▸ **Work order**
Show each line of the entries below in which the word "Produtos" appears.

(Data extracted from a collection)
******************************

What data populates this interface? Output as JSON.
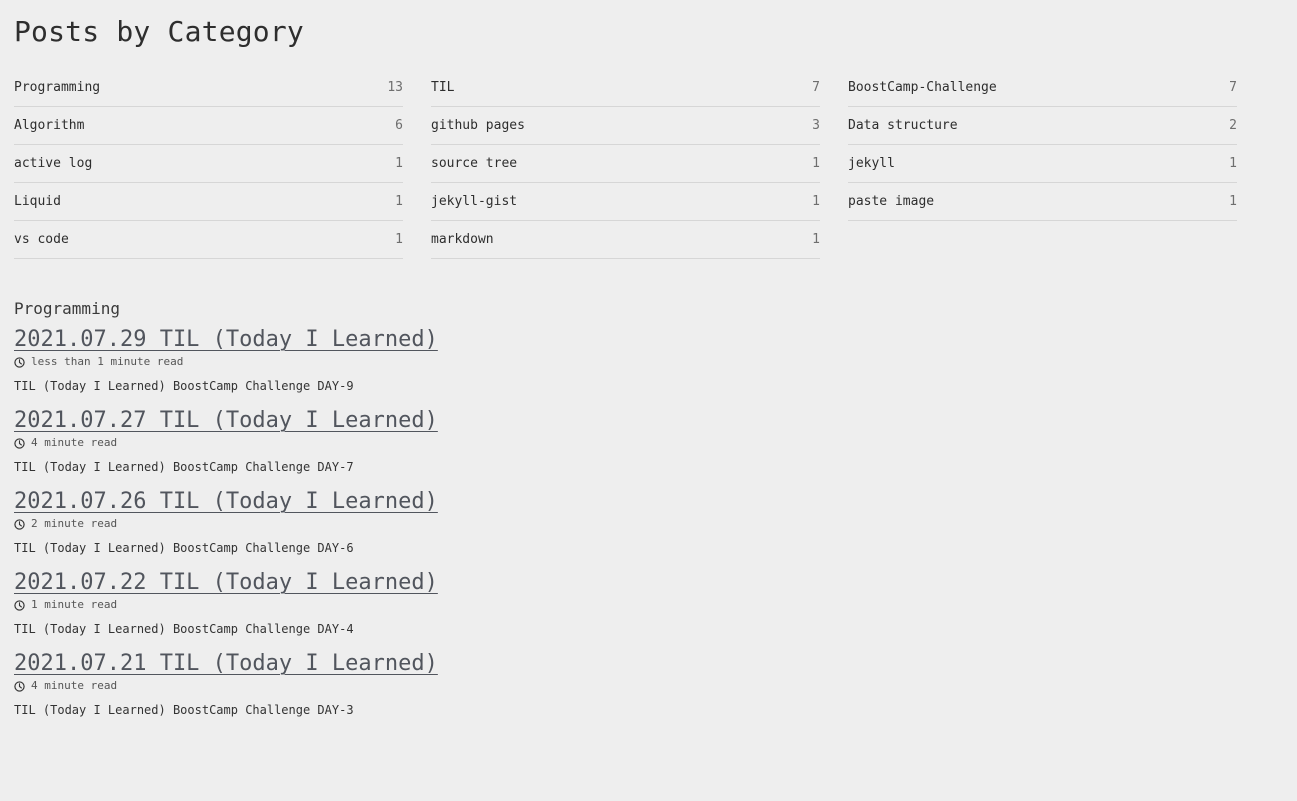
{
  "page": {
    "title": "Posts by Category"
  },
  "categories": [
    {
      "name": "Programming",
      "count": "13"
    },
    {
      "name": "Algorithm",
      "count": "6"
    },
    {
      "name": "active log",
      "count": "1"
    },
    {
      "name": "Liquid",
      "count": "1"
    },
    {
      "name": "vs code",
      "count": "1"
    },
    {
      "name": "TIL",
      "count": "7"
    },
    {
      "name": "github pages",
      "count": "3"
    },
    {
      "name": "source tree",
      "count": "1"
    },
    {
      "name": "jekyll-gist",
      "count": "1"
    },
    {
      "name": "markdown",
      "count": "1"
    },
    {
      "name": "BoostCamp-Challenge",
      "count": "7"
    },
    {
      "name": "Data structure",
      "count": "2"
    },
    {
      "name": "jekyll",
      "count": "1"
    },
    {
      "name": "paste image",
      "count": "1"
    }
  ],
  "section": {
    "title": "Programming"
  },
  "posts": [
    {
      "title": "2021.07.29 TIL (Today I Learned)",
      "read_time": "less than 1 minute read",
      "excerpt": "TIL (Today I Learned) BoostCamp Challenge DAY-9"
    },
    {
      "title": "2021.07.27 TIL (Today I Learned)",
      "read_time": "4 minute read",
      "excerpt": "TIL (Today I Learned) BoostCamp Challenge DAY-7"
    },
    {
      "title": "2021.07.26 TIL (Today I Learned)",
      "read_time": "2 minute read",
      "excerpt": "TIL (Today I Learned) BoostCamp Challenge DAY-6"
    },
    {
      "title": "2021.07.22 TIL (Today I Learned)",
      "read_time": "1 minute read",
      "excerpt": "TIL (Today I Learned) BoostCamp Challenge DAY-4"
    },
    {
      "title": "2021.07.21 TIL (Today I Learned)",
      "read_time": "4 minute read",
      "excerpt": "TIL (Today I Learned) BoostCamp Challenge DAY-3"
    }
  ],
  "icons": {
    "read_time": "clock-icon"
  },
  "colors": {
    "background": "#eeeeee",
    "link": "#51555d",
    "divider": "#d6d6d6"
  }
}
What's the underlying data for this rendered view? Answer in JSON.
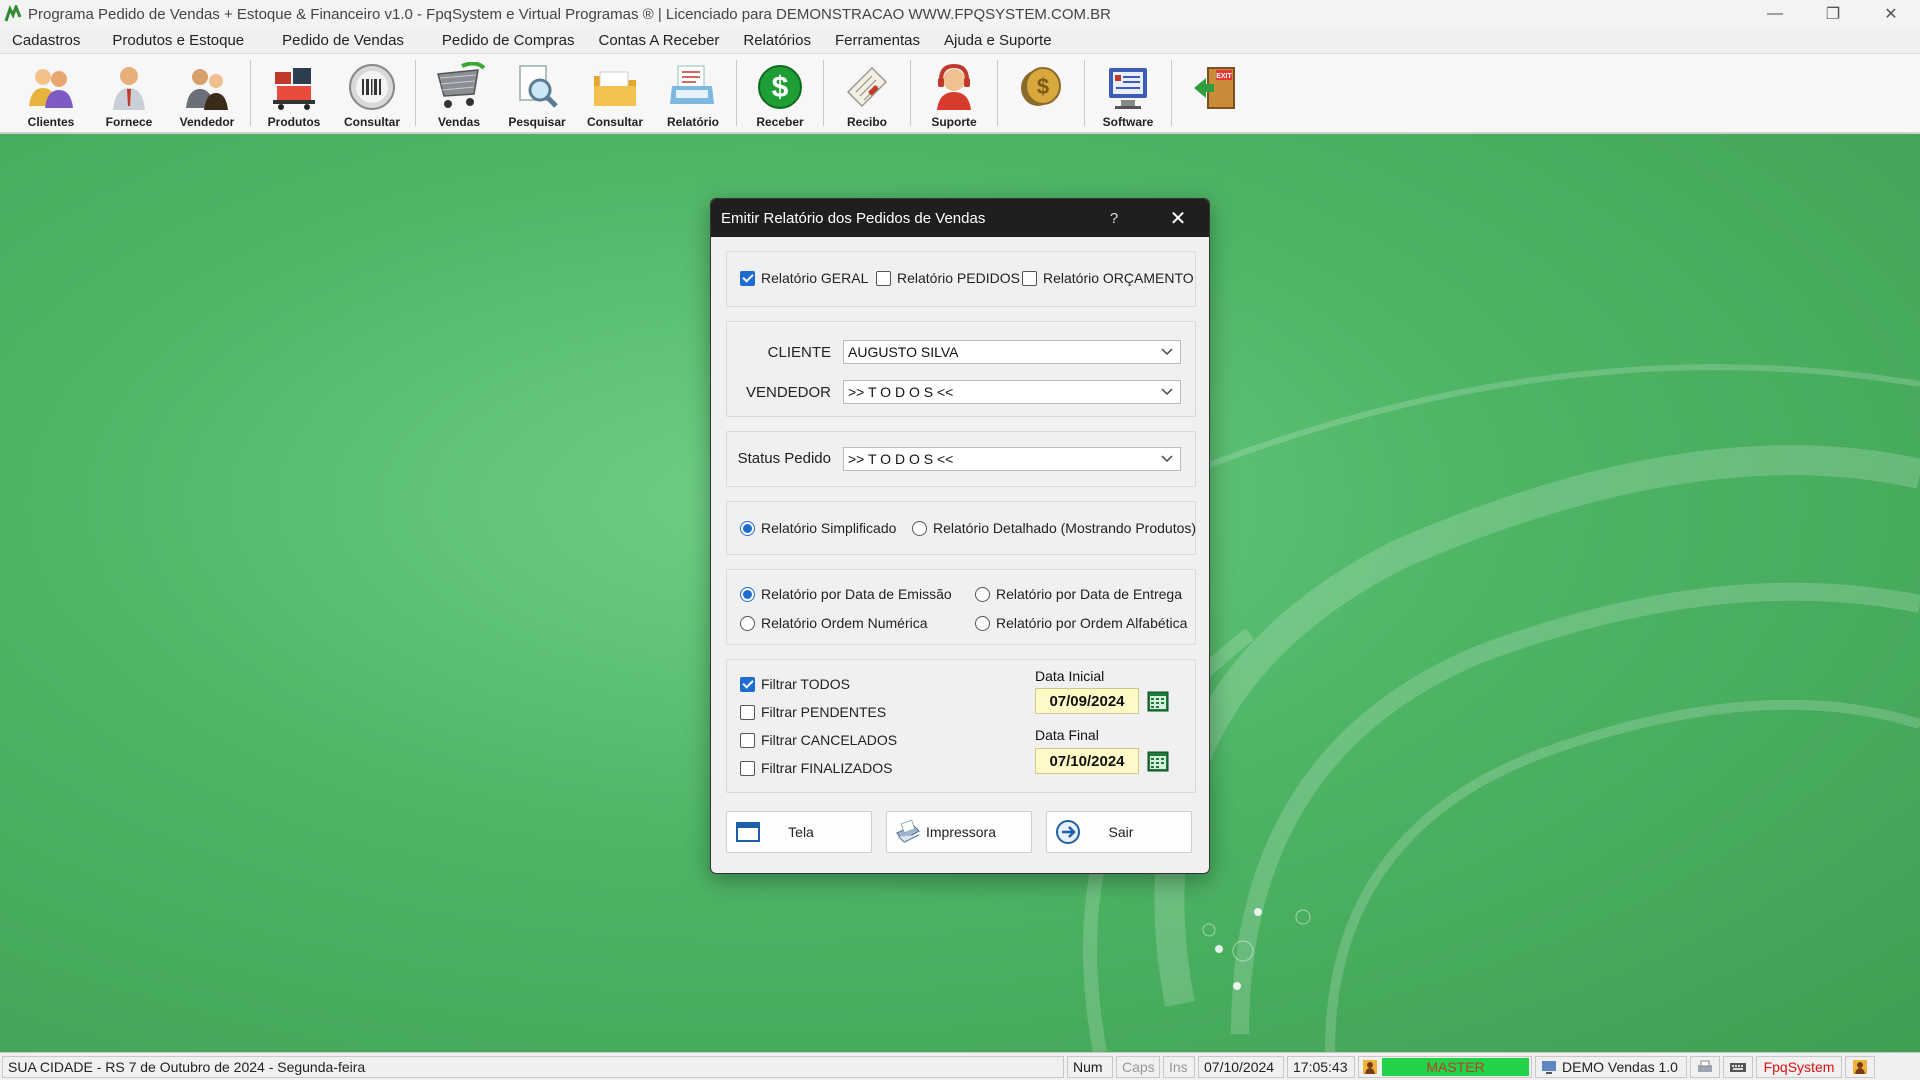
{
  "window": {
    "title": "Programa Pedido de Vendas + Estoque & Financeiro v1.0 - FpqSystem e Virtual Programas ® | Licenciado para  DEMONSTRACAO WWW.FPQSYSTEM.COM.BR"
  },
  "menu": [
    "Cadastros",
    "Produtos e Estoque",
    "Pedido de Vendas",
    "Pedido de Compras",
    "Contas A Receber",
    "Relatórios",
    "Ferramentas",
    "Ajuda e Suporte"
  ],
  "toolbar": [
    {
      "label": "Clientes",
      "icon": "clients-icon"
    },
    {
      "label": "Fornece",
      "icon": "supplier-icon"
    },
    {
      "label": "Vendedor",
      "icon": "seller-icon"
    },
    {
      "label": "Produtos",
      "icon": "products-icon"
    },
    {
      "label": "Consultar",
      "icon": "barcode-icon"
    },
    {
      "label": "Vendas",
      "icon": "cart-icon"
    },
    {
      "label": "Pesquisar",
      "icon": "search-document-icon"
    },
    {
      "label": "Consultar",
      "icon": "folder-icon"
    },
    {
      "label": "Relatório",
      "icon": "report-icon"
    },
    {
      "label": "Receber",
      "icon": "dollar-icon"
    },
    {
      "label": "Recibo",
      "icon": "receipt-icon"
    },
    {
      "label": "Suporte",
      "icon": "support-icon"
    },
    {
      "label": "",
      "icon": "coins-icon"
    },
    {
      "label": "Software",
      "icon": "software-icon"
    },
    {
      "label": "",
      "icon": "exit-icon"
    }
  ],
  "dialog": {
    "title": "Emitir Relatório dos Pedidos de Vendas",
    "help": "?",
    "report_types": [
      {
        "label": "Relatório GERAL",
        "checked": true
      },
      {
        "label": "Relatório PEDIDOS",
        "checked": false
      },
      {
        "label": "Relatório ORÇAMENTO",
        "checked": false
      }
    ],
    "cliente_label": "CLIENTE",
    "cliente_value": "AUGUSTO SILVA",
    "vendedor_label": "VENDEDOR",
    "vendedor_value": ">> T O D O S <<",
    "status_label": "Status Pedido",
    "status_value": ">> T O D O S <<",
    "detail": [
      {
        "label": "Relatório Simplificado",
        "selected": true
      },
      {
        "label": "Relatório Detalhado (Mostrando Produtos)",
        "selected": false
      }
    ],
    "order": [
      {
        "label": "Relatório por Data de Emissão",
        "selected": true
      },
      {
        "label": "Relatório por Data de Entrega",
        "selected": false
      },
      {
        "label": "Relatório Ordem Numérica",
        "selected": false
      },
      {
        "label": "Relatório por Ordem Alfabética",
        "selected": false
      }
    ],
    "filters": [
      {
        "label": "Filtrar TODOS",
        "checked": true
      },
      {
        "label": "Filtrar PENDENTES",
        "checked": false
      },
      {
        "label": "Filtrar CANCELADOS",
        "checked": false
      },
      {
        "label": "Filtrar FINALIZADOS",
        "checked": false
      }
    ],
    "data_inicial_label": "Data Inicial",
    "data_inicial": "07/09/2024",
    "data_final_label": "Data Final",
    "data_final": "07/10/2024",
    "buttons": {
      "tela": "Tela",
      "impressora": "Impressora",
      "sair": "Sair"
    }
  },
  "status": {
    "location": "SUA CIDADE - RS  7 de Outubro de 2024 - Segunda-feira",
    "num": "Num",
    "caps": "Caps",
    "ins": "Ins",
    "date": "07/10/2024",
    "time": "17:05:43",
    "user": "MASTER",
    "version": "DEMO Vendas 1.0",
    "brand": "FpqSystem"
  },
  "colors": {
    "desktop": "#4eb565",
    "accent": "#1d6cd0",
    "date_bg": "#fff9c8",
    "user_bg": "#22d34a",
    "brand": "#d11"
  }
}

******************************

▸ **Answer for this exercise**
    "Produtos e Estoque",
      "label": "Produtos",
        "label": "Relatório Detalhado (Mostrando Produtos)",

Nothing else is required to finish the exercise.